Bakshi N.Y. Art Show

Ralph Bakshi (Fritz The Cat, Wizards, Mighty Mouse) will return to New York in March to present an art show in SoHo. He’ll appear at a reception at the Animazing Gallery, with a new series of paintings in an exhibition entitled The Streets. These are mixed-media construction/paintings inspired by Bakshi’s youth in lower Manhattan and Brooklyn.

New York’s Museum of Comic and Cartoon Art (MoCCA) will present a lifetime achievement award to Bakshi at the opening reception on Friday, March 19th, from 6-9PM (by invitation.) A public meet and greet reception takes place on Saturday March 20th, 2-5PM. Admission is free and open to the public. The exhibition runs through May 15th. Animazing Gallery is located at 54 Greene Street at Broome in SoHo. For more information visit www.animazing.com.

The Match by Ken Mundie

Independent animator and producer Wendy Johnson Carmical has started a production blog dedicated to veteran animator Ken Mundie and his new traditionally animated film (still under production) called The Match.

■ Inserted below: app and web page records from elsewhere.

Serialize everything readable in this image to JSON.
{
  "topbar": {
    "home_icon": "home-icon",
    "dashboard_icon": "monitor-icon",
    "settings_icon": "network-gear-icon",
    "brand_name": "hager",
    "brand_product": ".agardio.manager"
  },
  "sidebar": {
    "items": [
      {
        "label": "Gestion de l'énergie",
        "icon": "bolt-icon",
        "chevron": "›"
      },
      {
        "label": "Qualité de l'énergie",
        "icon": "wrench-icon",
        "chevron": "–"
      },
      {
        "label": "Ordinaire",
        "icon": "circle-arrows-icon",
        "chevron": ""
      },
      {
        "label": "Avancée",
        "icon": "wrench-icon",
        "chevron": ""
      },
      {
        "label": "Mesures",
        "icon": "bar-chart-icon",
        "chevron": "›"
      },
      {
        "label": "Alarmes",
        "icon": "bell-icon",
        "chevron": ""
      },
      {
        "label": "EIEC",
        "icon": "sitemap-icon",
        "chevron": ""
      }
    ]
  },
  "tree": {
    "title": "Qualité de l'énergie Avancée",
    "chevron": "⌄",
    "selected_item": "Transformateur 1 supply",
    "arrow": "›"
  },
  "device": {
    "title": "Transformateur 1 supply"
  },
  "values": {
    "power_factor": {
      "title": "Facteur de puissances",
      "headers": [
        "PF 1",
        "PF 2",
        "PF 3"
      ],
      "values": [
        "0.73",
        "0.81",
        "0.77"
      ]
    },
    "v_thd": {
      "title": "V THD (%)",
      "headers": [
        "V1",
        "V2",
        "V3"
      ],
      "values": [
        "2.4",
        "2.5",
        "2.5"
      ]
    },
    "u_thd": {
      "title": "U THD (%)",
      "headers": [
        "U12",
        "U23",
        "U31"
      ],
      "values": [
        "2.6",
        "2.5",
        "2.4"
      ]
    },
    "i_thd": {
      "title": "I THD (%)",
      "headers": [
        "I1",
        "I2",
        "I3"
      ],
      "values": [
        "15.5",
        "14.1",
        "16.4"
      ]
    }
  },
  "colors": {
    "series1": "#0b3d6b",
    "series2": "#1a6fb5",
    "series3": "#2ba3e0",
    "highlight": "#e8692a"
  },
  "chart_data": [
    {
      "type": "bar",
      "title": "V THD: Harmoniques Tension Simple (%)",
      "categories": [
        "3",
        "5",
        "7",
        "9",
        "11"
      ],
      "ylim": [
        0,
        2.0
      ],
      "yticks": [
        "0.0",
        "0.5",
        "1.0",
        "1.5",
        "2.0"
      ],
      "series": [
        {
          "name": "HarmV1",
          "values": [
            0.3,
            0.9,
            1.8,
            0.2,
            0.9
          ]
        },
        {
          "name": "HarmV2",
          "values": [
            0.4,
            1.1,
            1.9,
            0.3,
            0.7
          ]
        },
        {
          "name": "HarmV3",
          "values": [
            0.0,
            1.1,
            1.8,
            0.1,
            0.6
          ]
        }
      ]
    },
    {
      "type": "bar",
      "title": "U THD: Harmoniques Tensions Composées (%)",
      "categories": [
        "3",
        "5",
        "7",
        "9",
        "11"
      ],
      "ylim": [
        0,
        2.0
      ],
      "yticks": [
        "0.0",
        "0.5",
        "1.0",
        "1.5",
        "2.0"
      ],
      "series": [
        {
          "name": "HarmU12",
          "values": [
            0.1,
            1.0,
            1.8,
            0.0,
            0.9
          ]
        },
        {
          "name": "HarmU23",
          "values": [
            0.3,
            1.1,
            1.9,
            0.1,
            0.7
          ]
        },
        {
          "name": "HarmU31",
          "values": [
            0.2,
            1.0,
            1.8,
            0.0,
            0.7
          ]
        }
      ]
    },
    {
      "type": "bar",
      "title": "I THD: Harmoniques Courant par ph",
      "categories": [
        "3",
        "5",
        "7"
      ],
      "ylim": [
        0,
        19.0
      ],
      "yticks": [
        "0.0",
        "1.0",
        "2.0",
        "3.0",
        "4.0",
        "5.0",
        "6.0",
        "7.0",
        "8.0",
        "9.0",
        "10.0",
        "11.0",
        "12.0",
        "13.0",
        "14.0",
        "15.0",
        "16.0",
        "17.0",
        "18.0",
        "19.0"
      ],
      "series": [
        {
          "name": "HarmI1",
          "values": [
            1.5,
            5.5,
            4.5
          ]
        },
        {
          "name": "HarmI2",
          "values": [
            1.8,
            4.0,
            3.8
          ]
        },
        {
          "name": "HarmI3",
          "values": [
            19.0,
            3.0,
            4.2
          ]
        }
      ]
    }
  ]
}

Mundie, who is now in his eighties, directed the first Fat Albert special, created the titles for The Wild Wild West and produced a controversial Warner Bros. animated short, The Door (1967). Carmical says, “This endeavor to help Ken get his film made is inspired by a love of animation, respect for the pioneers, and regard for a really unique interesting artist.” The Match is “an animated film about an epic tennis match that represents the battle of brute force against the intellect. It will be animated entirely by Ken Mundie. We are hoping to find people interested in painting the finished animation and/or find funding.”

Below is a work-in-progress reel of the first act.

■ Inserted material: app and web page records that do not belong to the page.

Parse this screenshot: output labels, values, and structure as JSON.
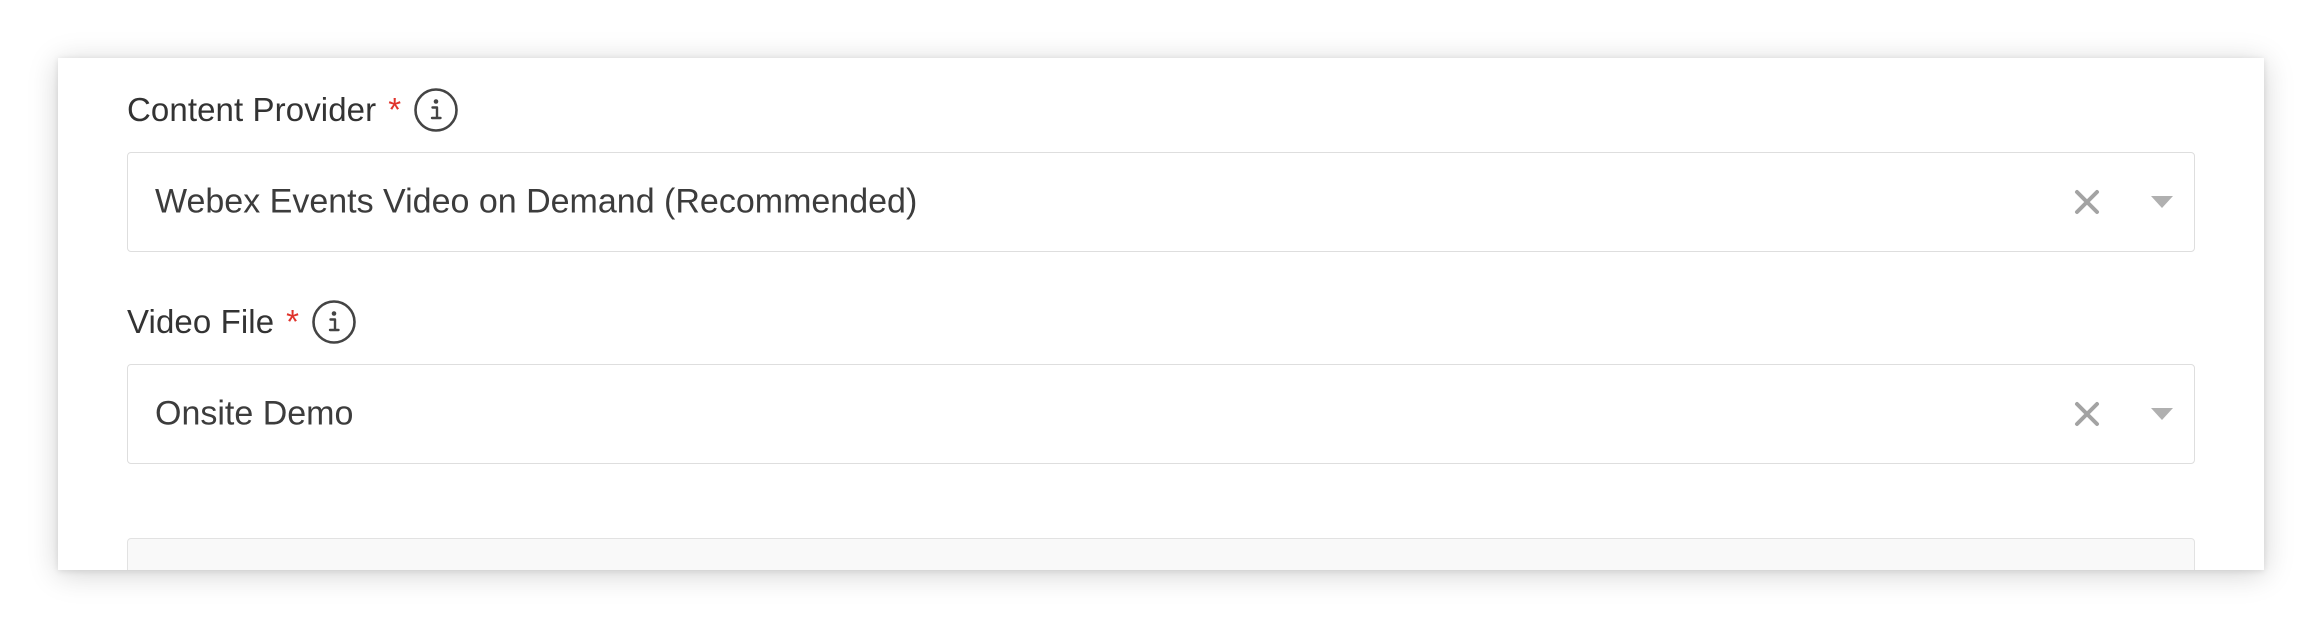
{
  "form": {
    "content_provider": {
      "label": "Content Provider",
      "required_mark": "*",
      "value": "Webex Events Video on Demand (Recommended)"
    },
    "video_file": {
      "label": "Video File",
      "required_mark": "*",
      "value": "Onsite Demo"
    }
  },
  "colors": {
    "required": "#e0332b",
    "border": "#dedede",
    "text": "#333333",
    "icon": "#9a9a9a"
  },
  "icons": {
    "info": "info-icon",
    "clear": "close-icon",
    "dropdown": "chevron-down-icon"
  }
}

Outsider Art Becomes Animated in The Future

The video above is about The Future, a twelve-minute animated short drawn and voiced entirely by artists who are members of League Treatment Center’s L.A.N.D. (League Artists Natural Design) Gallery in Brooklyn. What makes these artists unique is that they all have developmental disabilities. The film is being directed by NY animation artist M. Wartella (Wonder Showzen, Superjail) and is scheduled for completion this summer. To help complete the project, the organization is currently accepting donations through the fundraising website Kickstarter. The art looks like a lot of fun; can’t wait to see how it turns out!

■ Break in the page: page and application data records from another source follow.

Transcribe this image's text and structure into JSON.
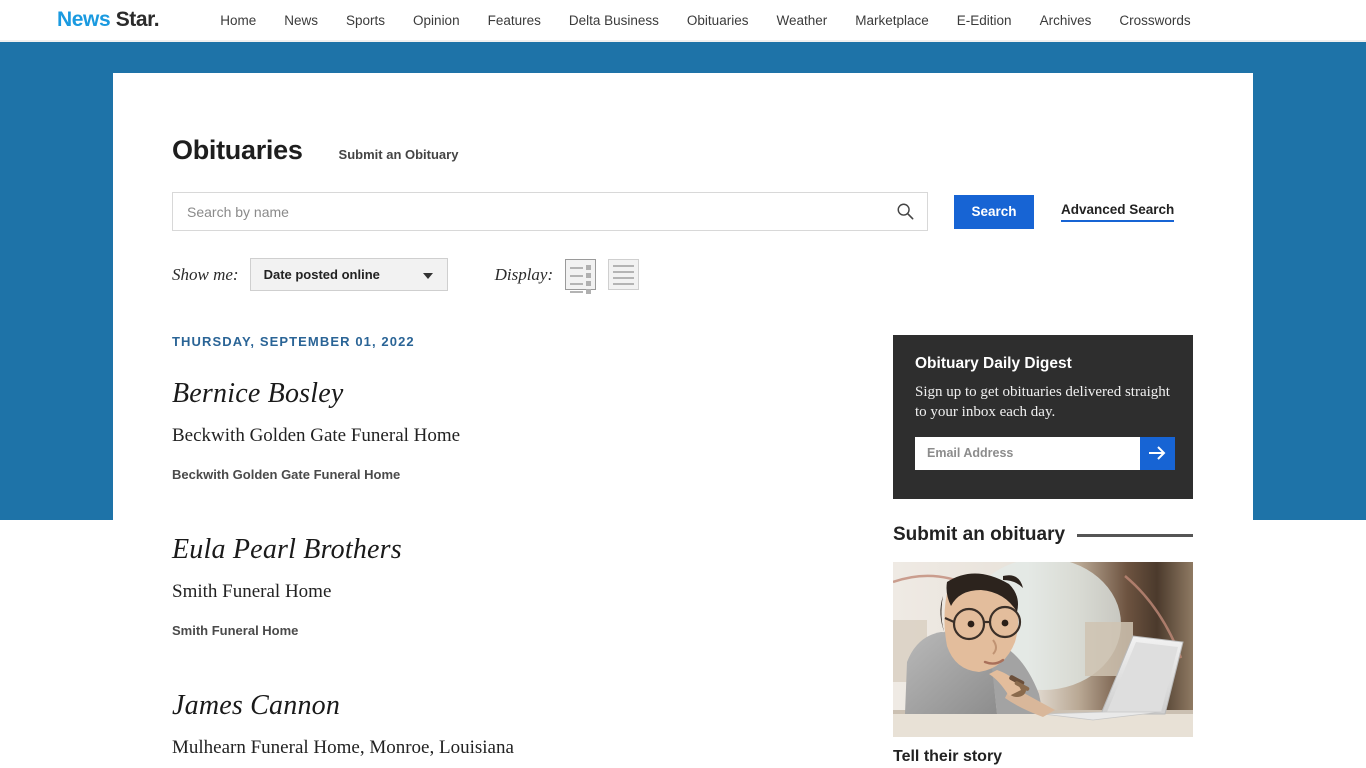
{
  "header": {
    "logo": {
      "part1": "News",
      "part2": "Star."
    },
    "nav": [
      {
        "label": "Home"
      },
      {
        "label": "News"
      },
      {
        "label": "Sports"
      },
      {
        "label": "Opinion"
      },
      {
        "label": "Features"
      },
      {
        "label": "Delta Business"
      },
      {
        "label": "Obituaries"
      },
      {
        "label": "Weather"
      },
      {
        "label": "Marketplace"
      },
      {
        "label": "E-Edition"
      },
      {
        "label": "Archives"
      },
      {
        "label": "Crosswords"
      }
    ]
  },
  "page": {
    "title": "Obituaries",
    "submit_link": "Submit an Obituary"
  },
  "search": {
    "placeholder": "Search by name",
    "value": "",
    "button_label": "Search",
    "advanced_label": "Advanced Search",
    "icon": "search-icon"
  },
  "filters": {
    "showme_label": "Show me:",
    "showme_value": "Date posted online",
    "showme_options": [
      "Date posted online"
    ],
    "display_label": "Display:",
    "display_modes": [
      {
        "name": "grid-view",
        "active": true
      },
      {
        "name": "list-view",
        "active": false
      }
    ]
  },
  "obituaries": {
    "date_heading": "THURSDAY, SEPTEMBER 01, 2022",
    "entries": [
      {
        "name": "Bernice Bosley",
        "funeral_home": "Beckwith Golden Gate Funeral Home",
        "funeral_home_bold": "Beckwith Golden Gate Funeral Home"
      },
      {
        "name": "Eula Pearl Brothers",
        "funeral_home": "Smith Funeral Home",
        "funeral_home_bold": "Smith Funeral Home"
      },
      {
        "name": "James Cannon",
        "funeral_home": "Mulhearn Funeral Home, Monroe, Louisiana",
        "funeral_home_bold": ""
      }
    ]
  },
  "sidebar": {
    "digest": {
      "title": "Obituary Daily Digest",
      "description": "Sign up to get obituaries delivered straight to your inbox each day.",
      "email_placeholder": "Email Address",
      "email_value": "",
      "submit_icon": "arrow-right-icon"
    },
    "submit_section": {
      "title": "Submit an obituary",
      "caption": "Tell their story",
      "photo_alt": "woman-at-laptop-photo"
    }
  },
  "colors": {
    "brand_blue": "#1e73a8",
    "logo_blue": "#1a9ae0",
    "accent_blue": "#1764d4",
    "date_blue": "#2a6496",
    "dark_panel": "#2e2e2e"
  }
}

(Thanks, Christy Karacas)

Weird Al Switches to the Dark Side

As part of Cartoon Network’s efforts to reinvent themselves as a cheap knockoff of The Disney Channel, they’ve hired “Weird Al” Yankovic to direct a live-action feature film. According to Weird Al, “Cartoon Network had requested that I develop a show with a much younger protagonist — the actual star of the movie will most likely be teenage.”

(Thanks, David Blumenstein)